Comic actor Will Arnett reads a revised version of "'Twas the Night Before Christmas," featuring a father who knocks off his holiday shopping list with a single trip to the consumer electronics superstore. Arnett goes on to call Best Buy "the great showroom floor." The ad closes with "Your Ultimate Holiday Showroom" as graphic text.
Best Buy is clearly trying to take back the word "showroom" at a time when "showrooming" has come to mean consumers kicking the tires of products at local retailers only to order them for less online.
That's a real problem for bricks-and-mortar businesses, but nonetheless, Best Buy is making its actual showroom the centerpiece of this holiday season's marketing campaign.
That's gutsy. It's also an ill-advised strategy.
The Fatal Flaw in Best Buy's Turnaround Story
Best Buy has certainly won back investors. The stock has nearly quadrupled since bottoming out last December. There's also probably nobody as confident of Best Buy CEO Hubert Joly.
"A year ago people said that showrooming would kill Best Buy" he told The Wall Street Journal in an interview this week. "I think that Best Buy has killed showrooming."
The store-level situation is also actually worse than even the reported numbers suggest. Best Buy is one of the growing number of retailers that include online sales in their same-store sales calculations. Dividing the growing number of BestBuy.com sales into the chain's store count artificially inflates the amount of merchandise that physical stores claim to be selling.
No offense, Best Buy, but until you legitimately grow sales at the individual store level, showboating about your showroom is premature.
You Can't Spell Holiday without H-O-L-D
Between the buoyant stock price, its CEO's bravado, and the perpetually smug Arnett as a pitchman, one might expect Best Buy was headed for a blowout holiday shopping season. Well, analysts don't seem to think so.
Analysts see Best Buy's sales sliding nearly 11 percent during the company's fiscal fourth quarter. Amazon.com (AMZN) on the other hand -- the company that supposedly Best Buy is winning the showrooming battle against -- is expected to soar 22 percent during retail's hottest quarter.
Wall Street does see Best Buy's profitability continuing to improve, but that's a testament to Joly's skill at cutting costs and improving profit margins. He has certainly done a commendable job on that front, and that's ultimately the reason why the stock has been such a big winner in 2013.
However, when it comes to the store's actual popularity, Best Buy is nowhere close to being the retailer that it used to be.
The Long Way Down
Best Buy has had more than a few bad breaks along the way. The economic slowdown didn't help. The widespread decision among consumers' to take a pass on high-priced 3-D TVs took a bite out of the chain's big-ticket sales.
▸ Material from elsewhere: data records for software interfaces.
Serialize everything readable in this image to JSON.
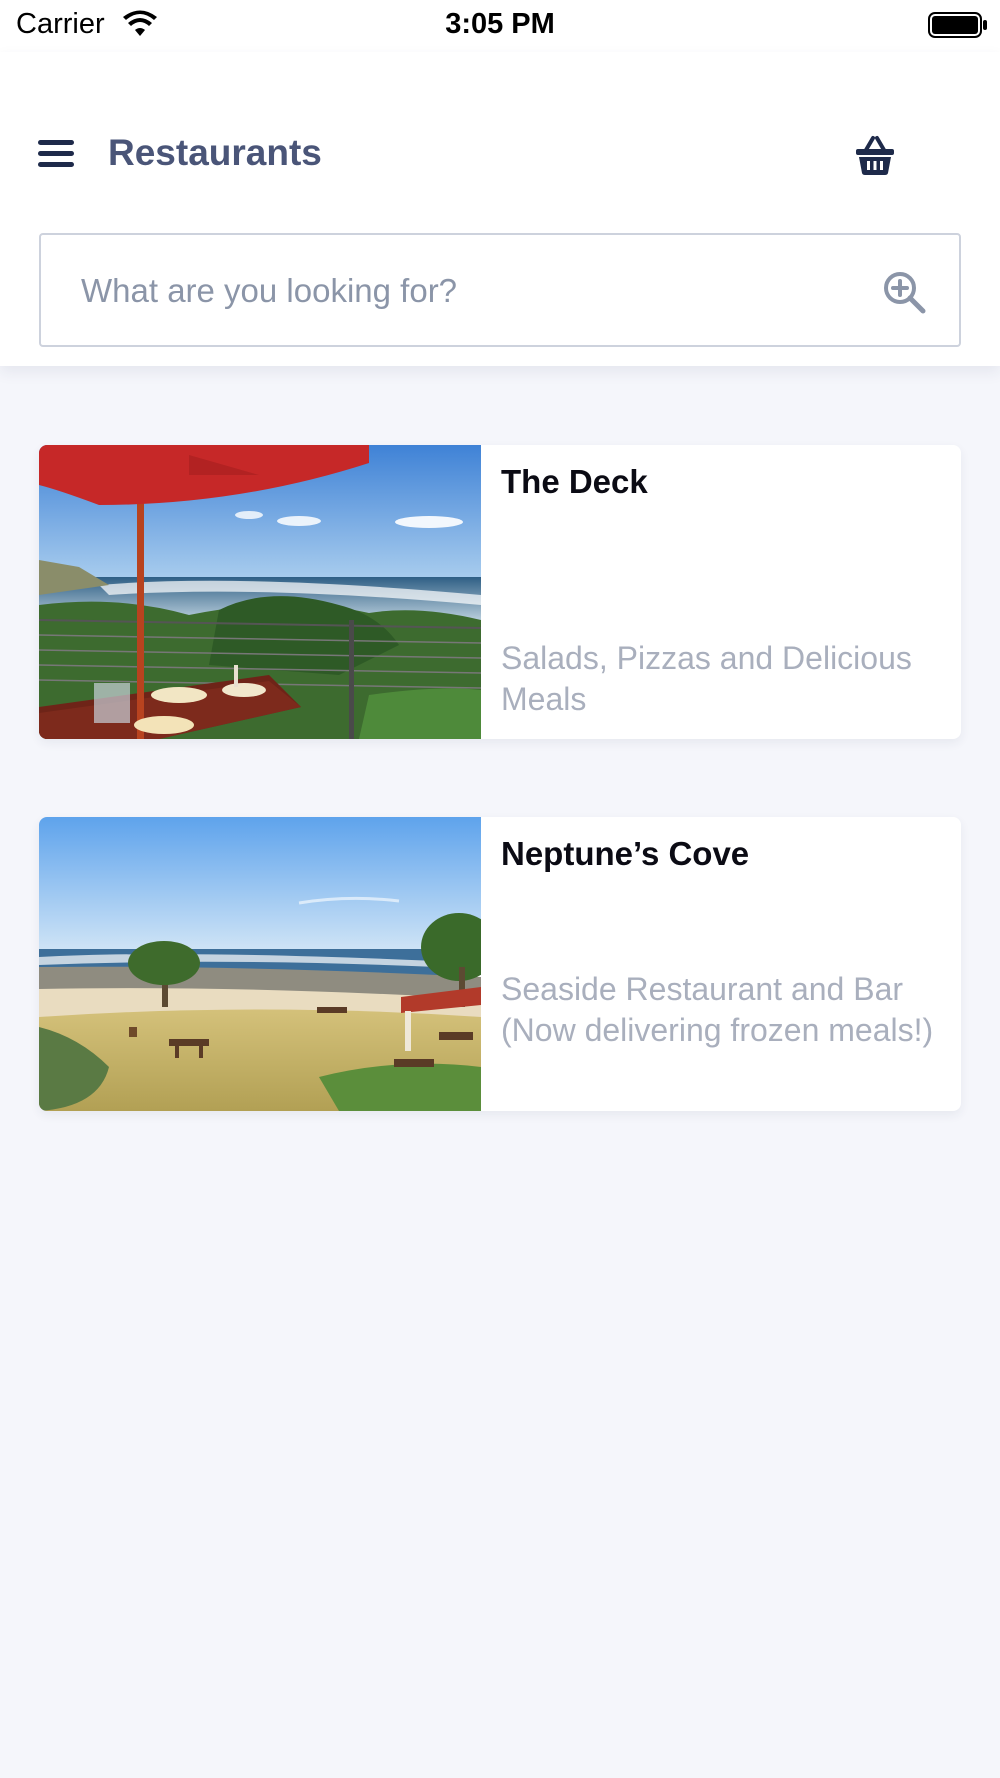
{
  "status_bar": {
    "carrier": "Carrier",
    "time": "3:05 PM"
  },
  "header": {
    "title": "Restaurants",
    "menu_icon": "hamburger-menu-icon",
    "basket_icon": "basket-icon"
  },
  "search": {
    "placeholder": "What are you looking for?",
    "value": "",
    "icon": "search-plus-icon"
  },
  "restaurants": [
    {
      "name": "The Deck",
      "description": "Salads, Pizzas and Delicious Meals",
      "image": "restaurant-photo-the-deck"
    },
    {
      "name": "Neptune’s Cove",
      "description": "Seaside Restaurant and Bar (Now delivering frozen meals!)",
      "image": "restaurant-photo-neptunes-cove"
    }
  ],
  "colors": {
    "background": "#f5f6fb",
    "title": "#4a5578",
    "icon_navy": "#1e2a4a",
    "description": "#a9afbd",
    "search_border": "#cdd2dd"
  }
}
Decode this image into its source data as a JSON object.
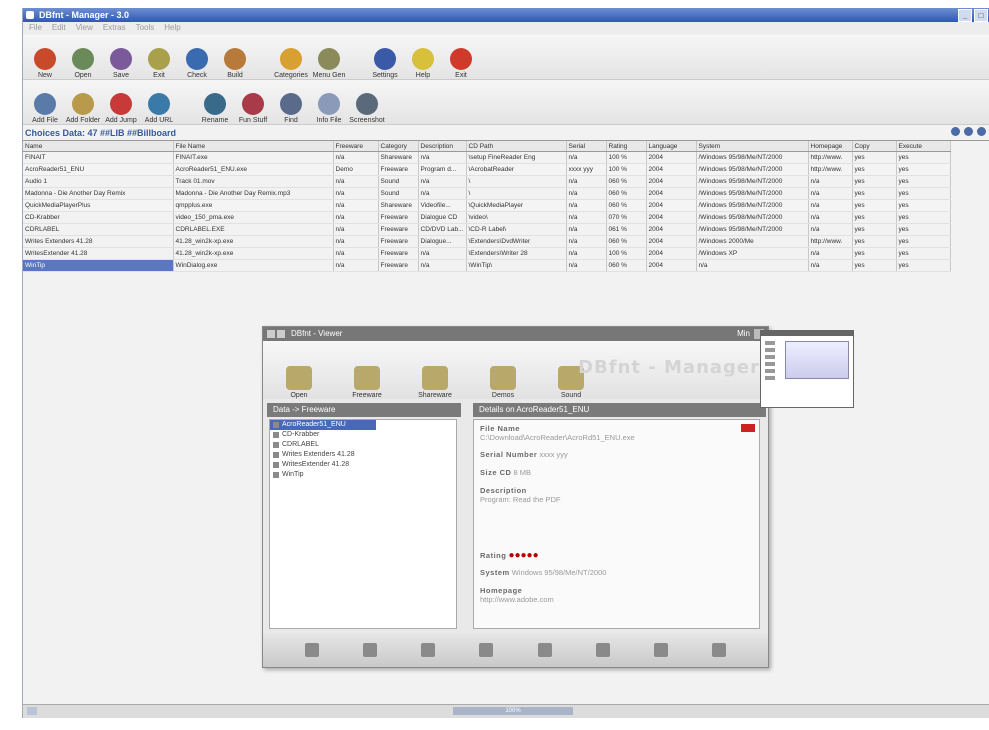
{
  "window": {
    "title": "DBfnt - Manager - 3.0"
  },
  "menu": [
    "File",
    "Edit",
    "View",
    "Extras",
    "Tools",
    "Help"
  ],
  "toolbar1": [
    {
      "label": "New",
      "icon": "new-icon",
      "color": "#c84a2a"
    },
    {
      "label": "Open",
      "icon": "open-icon",
      "color": "#6a8a5a"
    },
    {
      "label": "Save",
      "icon": "save-icon",
      "color": "#7a5a9a"
    },
    {
      "label": "Exit",
      "icon": "exit-icon",
      "color": "#a8a04a"
    },
    {
      "label": "Check",
      "icon": "check-icon",
      "color": "#3a6ab0"
    },
    {
      "label": "Build",
      "icon": "build-icon",
      "color": "#b87a3a"
    },
    {
      "label": "Categories",
      "icon": "categories-icon",
      "color": "#d8a030"
    },
    {
      "label": "Menu Gen",
      "icon": "menu-gen-icon",
      "color": "#8a8a5a"
    },
    {
      "label": "Settings",
      "icon": "settings-icon",
      "color": "#3a5aa8"
    },
    {
      "label": "Help",
      "icon": "help-icon",
      "color": "#d8c03a"
    },
    {
      "label": "Exit",
      "icon": "quit-icon",
      "color": "#d03a2a"
    }
  ],
  "toolbar2": [
    {
      "label": "Add File",
      "icon": "add-file-icon",
      "color": "#5a7aa8"
    },
    {
      "label": "Add Folder",
      "icon": "add-folder-icon",
      "color": "#b89a4a"
    },
    {
      "label": "Add Jump",
      "icon": "add-jump-icon",
      "color": "#c83a3a"
    },
    {
      "label": "Add URL",
      "icon": "add-url-icon",
      "color": "#3a7aa8"
    },
    {
      "label": "Rename",
      "icon": "rename-icon",
      "color": "#3a6a8a"
    },
    {
      "label": "Fun Stuff",
      "icon": "fun-stuff-icon",
      "color": "#a83a4a"
    },
    {
      "label": "Find",
      "icon": "find-icon",
      "color": "#5a6a8a"
    },
    {
      "label": "Info File",
      "icon": "info-file-icon",
      "color": "#8a9ab8"
    },
    {
      "label": "Screenshot",
      "icon": "screenshot-icon",
      "color": "#5a6a7a"
    }
  ],
  "status": {
    "text": "Choices Data: 47 ##LIB ##Billboard"
  },
  "grid": {
    "headers": [
      "Name",
      "File Name",
      "Freeware",
      "Category",
      "Description",
      "CD Path",
      "Serial",
      "Rating",
      "Language",
      "System",
      "Homepage",
      "Copy",
      "Execute"
    ],
    "rows": [
      [
        "FINAIT",
        "FINAIT.exe",
        "n/a",
        "Shareware",
        "n/a",
        "\\setup FineReader Eng",
        "n/a",
        "100 %",
        "2004",
        "/Windows 95/98/Me/NT/2000",
        "http://www.",
        "yes",
        "yes"
      ],
      [
        "AcroReader51_ENU",
        "AcroReader51_ENU.exe",
        "Demo",
        "Freeware",
        "Program d...",
        "\\AcrobatReader",
        "xxxx yyy",
        "100 %",
        "2004",
        "/Windows 95/98/Me/NT/2000",
        "http://www.",
        "yes",
        "yes"
      ],
      [
        "Audio 1",
        "Track 01.mov",
        "n/a",
        "Sound",
        "n/a",
        "\\",
        "n/a",
        "060 %",
        "2004",
        "/Windows 95/98/Me/NT/2000",
        "n/a",
        "yes",
        "yes"
      ],
      [
        "Madonna - Die Another Day Remix",
        "Madonna - Die Another Day Remix.mp3",
        "n/a",
        "Sound",
        "n/a",
        "\\",
        "n/a",
        "060 %",
        "2004",
        "/Windows 95/98/Me/NT/2000",
        "n/a",
        "yes",
        "yes"
      ],
      [
        "QuickMediaPlayerPlus",
        "qmpplus.exe",
        "n/a",
        "Shareware",
        "Videofile...",
        "\\QuickMediaPlayer",
        "n/a",
        "060 %",
        "2004",
        "/Windows 95/98/Me/NT/2000",
        "n/a",
        "yes",
        "yes"
      ],
      [
        "CD-Krabber",
        "video_150_pma.exe",
        "n/a",
        "Freeware",
        "Dialogue CD",
        "\\video\\",
        "n/a",
        "070 %",
        "2004",
        "/Windows 95/98/Me/NT/2000",
        "n/a",
        "yes",
        "yes"
      ],
      [
        "CDRLABEL",
        "CDRLABEL.EXE",
        "n/a",
        "Freeware",
        "CD/DVD Lab...",
        "\\CD-R Label\\",
        "n/a",
        "061 %",
        "2004",
        "/Windows 95/98/Me/NT/2000",
        "n/a",
        "yes",
        "yes"
      ],
      [
        "Writes Extenders 41.28",
        "41.28_win2k-xp.exe",
        "n/a",
        "Freeware",
        "Dialogue...",
        "\\Extenders\\DvdWriter",
        "n/a",
        "060 %",
        "2004",
        "/Windows 2000/Me",
        "http://www.",
        "yes",
        "yes"
      ],
      [
        "WritesExtender 41.28",
        "41.28_win2k-xp.exe",
        "n/a",
        "Freeware",
        "n/a",
        "\\Extenders\\Writer 28",
        "n/a",
        "100 %",
        "2004",
        "/Windows XP",
        "n/a",
        "yes",
        "yes"
      ],
      [
        "WinTip",
        "WinDialog.exe",
        "n/a",
        "Freeware",
        "n/a",
        "\\WinTip\\",
        "n/a",
        "060 %",
        "2004",
        "n/a",
        "n/a",
        "yes",
        "yes"
      ]
    ]
  },
  "inner": {
    "title": "DBfnt - Viewer",
    "mini": "Min",
    "watermark": "DBfnt - Manager",
    "tools": [
      {
        "label": "Open",
        "icon": "open-folder-icon"
      },
      {
        "label": "Freeware",
        "icon": "freeware-icon"
      },
      {
        "label": "Shareware",
        "icon": "shareware-icon"
      },
      {
        "label": "Demos",
        "icon": "demos-icon"
      },
      {
        "label": "Sound",
        "icon": "sound-icon"
      }
    ],
    "left_header": "Data -> Freeware",
    "right_header": "Details on AcroReader51_ENU",
    "tree": [
      "AcroReader51_ENU",
      "CD-Krabber",
      "CDRLABEL",
      "Writes Extenders 41.28",
      "WritesExtender 41.28",
      "WinTip"
    ],
    "details": {
      "file_name_label": "File Name",
      "file_name_value": "C:\\Download\\AcroReader\\AcroRd51_ENU.exe",
      "serial_label": "Serial Number",
      "serial_value": "xxxx yyy",
      "size_label": "Size CD",
      "size_value": "8 MB",
      "description_label": "Description",
      "description_value": "Program: Read the PDF",
      "rating_label": "Rating",
      "rating_value": "●●●●●",
      "system_label": "System",
      "system_value": "Windows 95/98/Me/NT/2000",
      "homepage_label": "Homepage",
      "homepage_value": "http://www.adobe.com"
    }
  },
  "scrollbar": {
    "label": "100%"
  }
}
However, the digital revolution has stung Best Buy in more ways than merely the showrooming trend.
It's true that more and more customers are armed with smartphones these days. Why buy a stereo receiver or a computer monitor at Best Buy when a few seconds on a smartphone can locate the same product being sold for a lot less online? Best Buy really can't compete on price with Amazon and other Web-based retailers that don't have to pay up for a retail presence.
Worse, the smartphone and tablet revolutions hurt Best Buy by pulling the rug out from under its sales of vast quantities of physical media and software -- CDs, DVDs, and video games -- the products that Best Buy once used to lure customers in more often. You may only need a new dishwasher once a decade, but there are new music, movie, and game releases every week. Now that media has gone digital and downloadable, Best Buy has to find new ways to encourage shoppers to trek out to its stores. So far, it hasn't done that.
If we go by the same-store sales figures and analyst holiday forecasts, Best Buy's brash advertising strategy amounts to little more than whistling past the graveyard -- and there's a plot waiting for it.
Longtime Motley Fool contributor Rick Munarriz has no position in any stocks mentioned. The Motley Fool recommends Amazon.com. The Motley Fool owns shares of Amazon.com. Try any of our newsletter services free for 30 days.